“Trying to communicate in a way that goes against your natural tendencies can be uncomfortable,” Michael Alcée, Ph.D., a clinical psychologist, tells Thrive. “Confidence starts with being in alignment with who you are.” And to find that alignment, it’s actually important to embrace your introverted traits — especially in an extroverted office. “The benefit of being an introvert is that you balance the ‘thinking out loud’ culture with a calm energy that helps thinking and decision-making,” adds Jennifer B. Kahnweiler, Ph.D., author of The Introverted Leader: Building On Your Quiet Strength. “You are able to summarize a point with fewer words, so you can pull the strings together and move forward.”
Alcée and Kahnweiler agree that speaking up as an introvert can be stressful, but there are tips that can help you use your voice in a way that feels comfortable and optimal for you. Here are a few they recommend:
Write down your ideas first

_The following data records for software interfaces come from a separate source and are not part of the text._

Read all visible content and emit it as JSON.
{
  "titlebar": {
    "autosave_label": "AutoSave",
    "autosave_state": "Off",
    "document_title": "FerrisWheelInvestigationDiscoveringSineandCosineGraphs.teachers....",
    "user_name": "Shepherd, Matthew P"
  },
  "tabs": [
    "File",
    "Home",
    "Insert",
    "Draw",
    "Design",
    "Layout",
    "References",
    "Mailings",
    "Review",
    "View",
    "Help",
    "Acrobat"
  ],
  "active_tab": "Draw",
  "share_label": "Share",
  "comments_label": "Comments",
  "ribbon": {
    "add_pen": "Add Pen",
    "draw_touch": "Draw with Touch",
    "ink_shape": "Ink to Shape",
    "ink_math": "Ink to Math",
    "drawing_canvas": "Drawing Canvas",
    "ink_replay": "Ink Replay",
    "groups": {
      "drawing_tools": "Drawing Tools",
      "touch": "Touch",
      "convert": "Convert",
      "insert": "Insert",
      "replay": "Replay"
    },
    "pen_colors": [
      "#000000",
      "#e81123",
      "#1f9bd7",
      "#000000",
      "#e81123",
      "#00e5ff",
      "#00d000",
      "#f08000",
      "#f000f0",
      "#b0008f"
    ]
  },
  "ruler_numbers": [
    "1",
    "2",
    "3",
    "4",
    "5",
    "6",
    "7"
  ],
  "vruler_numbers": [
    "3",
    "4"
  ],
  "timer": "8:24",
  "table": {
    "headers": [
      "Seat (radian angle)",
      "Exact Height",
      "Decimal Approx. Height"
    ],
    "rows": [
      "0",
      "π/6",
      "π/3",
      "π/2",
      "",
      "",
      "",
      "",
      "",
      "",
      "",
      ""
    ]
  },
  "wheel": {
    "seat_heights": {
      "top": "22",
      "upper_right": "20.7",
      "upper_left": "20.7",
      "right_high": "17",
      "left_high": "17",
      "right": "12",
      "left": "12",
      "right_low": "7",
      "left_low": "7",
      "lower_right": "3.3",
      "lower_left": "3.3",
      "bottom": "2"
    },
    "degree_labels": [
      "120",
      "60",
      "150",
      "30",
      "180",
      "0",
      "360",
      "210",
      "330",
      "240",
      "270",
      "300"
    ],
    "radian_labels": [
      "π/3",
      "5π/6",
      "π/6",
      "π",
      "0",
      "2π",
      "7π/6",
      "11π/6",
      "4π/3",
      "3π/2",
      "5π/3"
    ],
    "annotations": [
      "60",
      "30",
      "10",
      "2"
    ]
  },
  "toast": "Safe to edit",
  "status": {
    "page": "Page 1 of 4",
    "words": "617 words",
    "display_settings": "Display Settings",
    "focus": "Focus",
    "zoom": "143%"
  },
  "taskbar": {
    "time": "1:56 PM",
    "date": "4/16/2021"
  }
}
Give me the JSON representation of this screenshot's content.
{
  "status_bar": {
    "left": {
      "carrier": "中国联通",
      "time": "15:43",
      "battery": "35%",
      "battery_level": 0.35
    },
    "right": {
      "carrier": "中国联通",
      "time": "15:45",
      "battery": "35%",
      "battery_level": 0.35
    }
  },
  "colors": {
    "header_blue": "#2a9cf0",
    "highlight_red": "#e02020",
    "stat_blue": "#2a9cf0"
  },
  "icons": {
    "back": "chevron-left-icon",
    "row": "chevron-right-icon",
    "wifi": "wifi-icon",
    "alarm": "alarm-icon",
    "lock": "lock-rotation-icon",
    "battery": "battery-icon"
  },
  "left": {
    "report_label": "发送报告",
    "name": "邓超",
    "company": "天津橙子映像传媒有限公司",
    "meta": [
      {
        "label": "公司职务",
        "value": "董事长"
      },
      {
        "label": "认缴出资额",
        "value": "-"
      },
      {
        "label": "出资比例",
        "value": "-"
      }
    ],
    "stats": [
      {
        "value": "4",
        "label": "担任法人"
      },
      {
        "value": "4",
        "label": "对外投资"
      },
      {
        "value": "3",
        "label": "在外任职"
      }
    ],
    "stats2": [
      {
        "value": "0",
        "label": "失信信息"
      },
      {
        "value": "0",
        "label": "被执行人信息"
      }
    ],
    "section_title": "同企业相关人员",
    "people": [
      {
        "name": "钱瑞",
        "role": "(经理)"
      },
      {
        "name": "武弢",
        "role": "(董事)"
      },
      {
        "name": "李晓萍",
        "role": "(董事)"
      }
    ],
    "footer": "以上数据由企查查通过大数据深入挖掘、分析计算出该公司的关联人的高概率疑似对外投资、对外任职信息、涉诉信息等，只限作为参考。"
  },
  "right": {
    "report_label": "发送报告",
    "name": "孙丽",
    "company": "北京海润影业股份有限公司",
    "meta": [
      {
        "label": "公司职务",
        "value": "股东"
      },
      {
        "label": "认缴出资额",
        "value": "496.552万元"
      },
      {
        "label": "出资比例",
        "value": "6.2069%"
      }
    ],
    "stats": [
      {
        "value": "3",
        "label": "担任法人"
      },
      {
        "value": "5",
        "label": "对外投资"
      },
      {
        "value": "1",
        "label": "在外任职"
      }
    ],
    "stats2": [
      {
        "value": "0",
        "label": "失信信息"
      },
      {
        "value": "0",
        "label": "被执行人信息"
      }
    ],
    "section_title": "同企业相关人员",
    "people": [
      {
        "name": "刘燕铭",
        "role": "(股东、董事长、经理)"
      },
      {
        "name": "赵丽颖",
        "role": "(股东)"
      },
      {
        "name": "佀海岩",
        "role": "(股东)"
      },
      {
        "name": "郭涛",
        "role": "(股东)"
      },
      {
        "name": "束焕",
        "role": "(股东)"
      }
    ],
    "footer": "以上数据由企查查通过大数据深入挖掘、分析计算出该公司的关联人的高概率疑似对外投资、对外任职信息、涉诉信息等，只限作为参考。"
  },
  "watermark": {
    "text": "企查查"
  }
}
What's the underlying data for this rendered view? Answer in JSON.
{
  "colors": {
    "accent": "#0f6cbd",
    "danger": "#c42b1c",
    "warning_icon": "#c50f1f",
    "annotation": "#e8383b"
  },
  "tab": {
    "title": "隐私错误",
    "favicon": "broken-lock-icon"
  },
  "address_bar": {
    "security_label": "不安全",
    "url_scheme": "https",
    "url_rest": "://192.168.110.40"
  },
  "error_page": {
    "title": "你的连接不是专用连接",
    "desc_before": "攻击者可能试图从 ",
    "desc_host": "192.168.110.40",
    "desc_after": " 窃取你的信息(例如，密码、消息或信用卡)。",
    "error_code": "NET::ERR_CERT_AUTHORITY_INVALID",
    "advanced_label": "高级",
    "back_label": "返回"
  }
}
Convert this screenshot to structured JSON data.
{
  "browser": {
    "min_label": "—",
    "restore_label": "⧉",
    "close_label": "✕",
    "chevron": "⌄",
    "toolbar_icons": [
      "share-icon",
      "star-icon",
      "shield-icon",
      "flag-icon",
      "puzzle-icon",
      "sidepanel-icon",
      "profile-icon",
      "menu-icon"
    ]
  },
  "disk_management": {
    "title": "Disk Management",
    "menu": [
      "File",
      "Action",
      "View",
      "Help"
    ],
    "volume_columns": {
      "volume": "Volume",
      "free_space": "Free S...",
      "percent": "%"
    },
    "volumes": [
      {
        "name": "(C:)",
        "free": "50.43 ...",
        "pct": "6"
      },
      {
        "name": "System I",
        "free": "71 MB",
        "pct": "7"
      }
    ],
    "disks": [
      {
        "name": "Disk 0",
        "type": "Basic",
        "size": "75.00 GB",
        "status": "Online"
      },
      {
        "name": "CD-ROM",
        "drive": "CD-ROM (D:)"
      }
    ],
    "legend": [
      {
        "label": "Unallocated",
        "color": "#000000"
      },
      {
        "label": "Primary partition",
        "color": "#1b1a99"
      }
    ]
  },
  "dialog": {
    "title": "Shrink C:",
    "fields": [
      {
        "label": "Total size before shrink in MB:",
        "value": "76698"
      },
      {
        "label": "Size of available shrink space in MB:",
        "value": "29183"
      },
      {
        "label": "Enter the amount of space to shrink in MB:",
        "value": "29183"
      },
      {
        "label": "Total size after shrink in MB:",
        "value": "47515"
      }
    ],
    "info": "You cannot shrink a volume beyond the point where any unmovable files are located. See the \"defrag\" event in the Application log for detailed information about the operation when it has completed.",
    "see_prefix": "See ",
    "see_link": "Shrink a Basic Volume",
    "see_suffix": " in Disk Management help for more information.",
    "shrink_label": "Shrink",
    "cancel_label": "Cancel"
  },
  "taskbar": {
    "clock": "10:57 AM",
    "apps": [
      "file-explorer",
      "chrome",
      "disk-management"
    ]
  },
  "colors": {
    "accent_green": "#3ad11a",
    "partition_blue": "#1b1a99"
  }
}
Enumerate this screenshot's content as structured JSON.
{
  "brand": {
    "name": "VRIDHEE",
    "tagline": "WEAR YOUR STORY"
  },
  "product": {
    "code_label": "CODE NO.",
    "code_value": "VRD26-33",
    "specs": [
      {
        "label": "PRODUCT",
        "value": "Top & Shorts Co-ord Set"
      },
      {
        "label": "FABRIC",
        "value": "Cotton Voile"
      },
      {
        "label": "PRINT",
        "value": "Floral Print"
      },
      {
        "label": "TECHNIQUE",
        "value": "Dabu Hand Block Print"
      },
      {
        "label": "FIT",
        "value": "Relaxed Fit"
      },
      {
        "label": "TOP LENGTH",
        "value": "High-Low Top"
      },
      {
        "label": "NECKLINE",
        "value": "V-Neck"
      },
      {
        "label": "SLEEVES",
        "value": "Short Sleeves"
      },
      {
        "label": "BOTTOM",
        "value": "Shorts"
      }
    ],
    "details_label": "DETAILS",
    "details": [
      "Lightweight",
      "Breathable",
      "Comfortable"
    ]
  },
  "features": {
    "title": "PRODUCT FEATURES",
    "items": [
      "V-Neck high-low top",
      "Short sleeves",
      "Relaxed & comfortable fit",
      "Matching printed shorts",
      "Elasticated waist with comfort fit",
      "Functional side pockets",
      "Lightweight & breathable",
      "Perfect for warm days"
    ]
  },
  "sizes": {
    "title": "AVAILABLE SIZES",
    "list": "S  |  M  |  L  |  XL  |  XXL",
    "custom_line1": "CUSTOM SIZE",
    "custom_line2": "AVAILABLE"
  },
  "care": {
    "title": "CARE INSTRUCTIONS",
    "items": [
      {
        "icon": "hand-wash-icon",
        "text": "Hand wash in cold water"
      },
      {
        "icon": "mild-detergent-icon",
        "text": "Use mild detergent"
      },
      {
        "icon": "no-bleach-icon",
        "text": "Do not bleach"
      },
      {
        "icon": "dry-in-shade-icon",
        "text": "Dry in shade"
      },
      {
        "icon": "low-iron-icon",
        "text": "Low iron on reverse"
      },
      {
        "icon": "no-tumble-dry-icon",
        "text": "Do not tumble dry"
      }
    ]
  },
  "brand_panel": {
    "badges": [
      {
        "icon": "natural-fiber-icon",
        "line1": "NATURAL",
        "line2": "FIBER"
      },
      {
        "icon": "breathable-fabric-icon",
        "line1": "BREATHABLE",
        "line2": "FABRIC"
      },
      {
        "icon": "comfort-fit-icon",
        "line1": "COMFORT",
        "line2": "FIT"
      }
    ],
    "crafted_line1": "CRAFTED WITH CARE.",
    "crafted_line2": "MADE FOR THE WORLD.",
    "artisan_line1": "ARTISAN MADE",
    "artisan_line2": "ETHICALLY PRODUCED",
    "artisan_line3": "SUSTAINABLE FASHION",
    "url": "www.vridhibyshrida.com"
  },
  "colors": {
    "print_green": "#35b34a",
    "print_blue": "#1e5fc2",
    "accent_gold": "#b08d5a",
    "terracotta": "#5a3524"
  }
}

Introverts tend to process a lot, and Alcée says that it can be helpful to write down your thoughts before a meeting. That way, you can allow yourself the space to clarify your ideas first, so you’re then more comfortable presenting them to others. “Writing it out helps you work from the inside out,” he says. “Putting in that time to process your ideas on paper is essential to your workflow.” Alcée also emphasizes that it’s vital to do what works for you in a collaborative office culture. “We have this misconception that we live in an extroverted culture where we need to think out loud,” he says. “Don’t be fooled into thinking you have to respond to the quick tempo of that meeting.” Taking the time to process your thoughts and then make a meaningful contribution is a smart tactic.
Guard your alone time
Because introverts tend to be more introspective, it’s helpful to carve out time during the day to let your thoughts percolate and recenter yourself. “Some of us do better thinking alone first and then coming to the group,” Alcée points out. “When you’re naturally introverted, making that time is imperative.” By taking the time to be alone during the day, you can feel more ready to speak up when you’re in a crowd, or even in a one-on-one meeting with your manager. “That alone time is preparation time,” he says. “Gaining the confidence to speak up comes down to that preparation.”
Be open about the way you communicate
There’s no shame in being a quieter person, so there’s no reason not to be upfront and direct about it — which is why Kahnweiler suggests telling your colleagues that you’re more introverted. “Explain your preferred communication style to your teammates,” she says. “Speaking up can become less painful.” Kahnweiler notes that jumping into a conversation can perhaps be overwhelming at first, so letting the group know that you’re quieter right off the bat can help you feel more comfortable in the room. Then you can ease your way in. And at the end of the day, don’t be afraid to take the leap. “Others need to hear your contributions and ideas,” she adds. “Spending too much time in your head can be self-defeating.”